* **WHAT THIS TASK INVOLVES**:
Please print the data shown below without any alteration.

* **INFORMATION GIVEN**:
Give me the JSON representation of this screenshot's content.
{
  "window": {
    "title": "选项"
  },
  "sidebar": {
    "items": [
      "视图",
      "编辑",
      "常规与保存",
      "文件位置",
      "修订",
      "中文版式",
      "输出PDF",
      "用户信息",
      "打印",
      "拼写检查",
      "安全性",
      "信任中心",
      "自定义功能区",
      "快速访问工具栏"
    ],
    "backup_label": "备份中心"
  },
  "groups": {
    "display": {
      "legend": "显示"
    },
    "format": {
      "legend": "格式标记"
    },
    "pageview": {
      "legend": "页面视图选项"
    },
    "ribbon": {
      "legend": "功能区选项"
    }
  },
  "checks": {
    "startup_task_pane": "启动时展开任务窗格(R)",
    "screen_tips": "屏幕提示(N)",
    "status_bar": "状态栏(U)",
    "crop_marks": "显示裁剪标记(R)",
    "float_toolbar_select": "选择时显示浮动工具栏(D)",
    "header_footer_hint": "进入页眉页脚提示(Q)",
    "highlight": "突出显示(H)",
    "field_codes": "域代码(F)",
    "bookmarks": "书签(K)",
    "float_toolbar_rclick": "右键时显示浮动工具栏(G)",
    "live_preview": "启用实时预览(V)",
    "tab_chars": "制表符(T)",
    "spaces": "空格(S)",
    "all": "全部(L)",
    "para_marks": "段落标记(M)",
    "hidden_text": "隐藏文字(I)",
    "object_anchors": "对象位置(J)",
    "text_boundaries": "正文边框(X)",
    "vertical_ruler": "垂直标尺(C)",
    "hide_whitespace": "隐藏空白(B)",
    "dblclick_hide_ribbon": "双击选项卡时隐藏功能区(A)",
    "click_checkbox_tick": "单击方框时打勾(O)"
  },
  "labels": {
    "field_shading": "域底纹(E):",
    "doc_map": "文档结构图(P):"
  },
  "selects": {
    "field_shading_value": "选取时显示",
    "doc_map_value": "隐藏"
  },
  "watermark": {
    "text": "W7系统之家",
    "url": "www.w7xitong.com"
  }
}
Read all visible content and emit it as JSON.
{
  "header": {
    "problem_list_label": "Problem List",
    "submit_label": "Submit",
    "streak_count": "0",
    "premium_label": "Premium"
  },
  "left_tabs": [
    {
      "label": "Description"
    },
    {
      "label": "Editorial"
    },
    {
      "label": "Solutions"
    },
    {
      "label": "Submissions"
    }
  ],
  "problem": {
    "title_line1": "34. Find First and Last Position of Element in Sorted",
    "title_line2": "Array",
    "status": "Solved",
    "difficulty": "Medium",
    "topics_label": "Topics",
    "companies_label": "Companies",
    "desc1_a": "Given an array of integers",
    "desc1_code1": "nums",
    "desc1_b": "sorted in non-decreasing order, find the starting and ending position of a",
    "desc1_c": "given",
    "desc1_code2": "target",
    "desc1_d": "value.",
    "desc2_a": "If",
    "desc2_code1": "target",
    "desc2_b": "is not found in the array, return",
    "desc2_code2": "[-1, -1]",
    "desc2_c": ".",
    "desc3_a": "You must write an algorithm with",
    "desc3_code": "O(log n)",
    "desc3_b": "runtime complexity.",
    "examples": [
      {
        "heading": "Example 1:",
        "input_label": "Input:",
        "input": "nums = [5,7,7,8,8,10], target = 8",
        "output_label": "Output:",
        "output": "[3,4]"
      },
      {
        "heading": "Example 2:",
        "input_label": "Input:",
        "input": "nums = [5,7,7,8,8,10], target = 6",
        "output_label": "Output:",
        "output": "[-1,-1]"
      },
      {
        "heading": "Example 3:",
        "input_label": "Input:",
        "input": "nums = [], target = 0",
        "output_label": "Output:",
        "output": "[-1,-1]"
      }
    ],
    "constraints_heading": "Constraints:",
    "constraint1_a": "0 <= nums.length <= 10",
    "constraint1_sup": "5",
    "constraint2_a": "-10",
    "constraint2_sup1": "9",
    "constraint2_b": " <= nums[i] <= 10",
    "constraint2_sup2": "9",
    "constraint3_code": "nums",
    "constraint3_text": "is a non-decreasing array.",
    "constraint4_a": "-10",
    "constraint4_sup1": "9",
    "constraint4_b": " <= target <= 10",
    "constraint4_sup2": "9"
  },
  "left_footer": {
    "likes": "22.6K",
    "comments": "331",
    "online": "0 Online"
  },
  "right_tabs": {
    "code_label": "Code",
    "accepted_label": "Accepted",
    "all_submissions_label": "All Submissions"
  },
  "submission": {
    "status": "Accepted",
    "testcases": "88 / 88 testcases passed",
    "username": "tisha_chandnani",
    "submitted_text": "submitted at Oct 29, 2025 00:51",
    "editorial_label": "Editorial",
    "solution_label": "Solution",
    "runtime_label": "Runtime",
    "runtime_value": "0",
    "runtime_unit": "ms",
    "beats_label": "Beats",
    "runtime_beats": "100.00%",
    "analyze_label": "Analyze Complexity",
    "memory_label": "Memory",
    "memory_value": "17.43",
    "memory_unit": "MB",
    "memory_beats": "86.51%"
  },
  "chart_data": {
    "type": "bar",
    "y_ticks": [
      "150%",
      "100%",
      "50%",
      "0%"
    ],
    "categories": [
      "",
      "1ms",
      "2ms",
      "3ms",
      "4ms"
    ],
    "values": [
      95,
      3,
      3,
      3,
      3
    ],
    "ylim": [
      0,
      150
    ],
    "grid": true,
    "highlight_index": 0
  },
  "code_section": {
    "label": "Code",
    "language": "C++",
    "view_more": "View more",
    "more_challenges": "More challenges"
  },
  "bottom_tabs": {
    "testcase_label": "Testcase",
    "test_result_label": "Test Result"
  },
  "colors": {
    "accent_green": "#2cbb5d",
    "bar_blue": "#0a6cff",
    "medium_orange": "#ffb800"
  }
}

* **ANSWER TO THE PROBLEM**:
Give me the JSON representation of this screenshot's content.
{
  "window": {
    "title": "选项"
  },
  "sidebar": {
    "items": [
      "视图",
      "编辑",
      "常规与保存",
      "文件位置",
      "修订",
      "中文版式",
      "输出PDF",
      "用户信息",
      "打印",
      "拼写检查",
      "安全性",
      "信任中心",
      "自定义功能区",
      "快速访问工具栏"
    ],
    "backup_label": "备份中心"
  },
  "groups": {
    "display": {
      "legend": "显示"
    },
    "format": {
      "legend": "格式标记"
    },
    "pageview": {
      "legend": "页面视图选项"
    },
    "ribbon": {
      "legend": "功能区选项"
    }
  },
  "checks": {
    "startup_task_pane": "启动时展开任务窗格(R)",
    "screen_tips": "屏幕提示(N)",
    "status_bar": "状态栏(U)",
    "crop_marks": "显示裁剪标记(R)",
    "float_toolbar_select": "选择时显示浮动工具栏(D)",
    "header_footer_hint": "进入页眉页脚提示(Q)",
    "highlight": "突出显示(H)",
    "field_codes": "域代码(F)",
    "bookmarks": "书签(K)",
    "float_toolbar_rclick": "右键时显示浮动工具栏(G)",
    "live_preview": "启用实时预览(V)",
    "tab_chars": "制表符(T)",
    "spaces": "空格(S)",
    "all": "全部(L)",
    "para_marks": "段落标记(M)",
    "hidden_text": "隐藏文字(I)",
    "object_anchors": "对象位置(J)",
    "text_boundaries": "正文边框(X)",
    "vertical_ruler": "垂直标尺(C)",
    "hide_whitespace": "隐藏空白(B)",
    "dblclick_hide_ribbon": "双击选项卡时隐藏功能区(A)",
    "click_checkbox_tick": "单击方框时打勾(O)"
  },
  "labels": {
    "field_shading": "域底纹(E):",
    "doc_map": "文档结构图(P):"
  },
  "selects": {
    "field_shading_value": "选取时显示",
    "doc_map_value": "隐藏"
  },
  "watermark": {
    "text": "W7系统之家",
    "url": "www.w7xitong.com"
  }
}
Read all visible content and emit it as JSON.
{
  "header": {
    "problem_list_label": "Problem List",
    "submit_label": "Submit",
    "streak_count": "0",
    "premium_label": "Premium"
  },
  "left_tabs": [
    {
      "label": "Description"
    },
    {
      "label": "Editorial"
    },
    {
      "label": "Solutions"
    },
    {
      "label": "Submissions"
    }
  ],
  "problem": {
    "title_line1": "34. Find First and Last Position of Element in Sorted",
    "title_line2": "Array",
    "status": "Solved",
    "difficulty": "Medium",
    "topics_label": "Topics",
    "companies_label": "Companies",
    "desc1_a": "Given an array of integers",
    "desc1_code1": "nums",
    "desc1_b": "sorted in non-decreasing order, find the starting and ending position of a",
    "desc1_c": "given",
    "desc1_code2": "target",
    "desc1_d": "value.",
    "desc2_a": "If",
    "desc2_code1": "target",
    "desc2_b": "is not found in the array, return",
    "desc2_code2": "[-1, -1]",
    "desc2_c": ".",
    "desc3_a": "You must write an algorithm with",
    "desc3_code": "O(log n)",
    "desc3_b": "runtime complexity.",
    "examples": [
      {
        "heading": "Example 1:",
        "input_label": "Input:",
        "input": "nums = [5,7,7,8,8,10], target = 8",
        "output_label": "Output:",
        "output": "[3,4]"
      },
      {
        "heading": "Example 2:",
        "input_label": "Input:",
        "input": "nums = [5,7,7,8,8,10], target = 6",
        "output_label": "Output:",
        "output": "[-1,-1]"
      },
      {
        "heading": "Example 3:",
        "input_label": "Input:",
        "input": "nums = [], target = 0",
        "output_label": "Output:",
        "output": "[-1,-1]"
      }
    ],
    "constraints_heading": "Constraints:",
    "constraint1_a": "0 <= nums.length <= 10",
    "constraint1_sup": "5",
    "constraint2_a": "-10",
    "constraint2_sup1": "9",
    "constraint2_b": " <= nums[i] <= 10",
    "constraint2_sup2": "9",
    "constraint3_code": "nums",
    "constraint3_text": "is a non-decreasing array.",
    "constraint4_a": "-10",
    "constraint4_sup1": "9",
    "constraint4_b": " <= target <= 10",
    "constraint4_sup2": "9"
  },
  "left_footer": {
    "likes": "22.6K",
    "comments": "331",
    "online": "0 Online"
  },
  "right_tabs": {
    "code_label": "Code",
    "accepted_label": "Accepted",
    "all_submissions_label": "All Submissions"
  },
  "submission": {
    "status": "Accepted",
    "testcases": "88 / 88 testcases passed",
    "username": "tisha_chandnani",
    "submitted_text": "submitted at Oct 29, 2025 00:51",
    "editorial_label": "Editorial",
    "solution_label": "Solution",
    "runtime_label": "Runtime",
    "runtime_value": "0",
    "runtime_unit": "ms",
    "beats_label": "Beats",
    "runtime_beats": "100.00%",
    "analyze_label": "Analyze Complexity",
    "memory_label": "Memory",
    "memory_value": "17.43",
    "memory_unit": "MB",
    "memory_beats": "86.51%"
  },
  "chart_data": {
    "type": "bar",
    "y_ticks": [
      "150%",
      "100%",
      "50%",
      "0%"
    ],
    "categories": [
      "",
      "1ms",
      "2ms",
      "3ms",
      "4ms"
    ],
    "values": [
      95,
      3,
      3,
      3,
      3
    ],
    "ylim": [
      0,
      150
    ],
    "grid": true,
    "highlight_index": 0
  },
  "code_section": {
    "label": "Code",
    "language": "C++",
    "view_more": "View more",
    "more_challenges": "More challenges"
  },
  "bottom_tabs": {
    "testcase_label": "Testcase",
    "test_result_label": "Test Result"
  },
  "colors": {
    "accent_green": "#2cbb5d",
    "bar_blue": "#0a6cff",
    "medium_orange": "#ffb800"
  }
}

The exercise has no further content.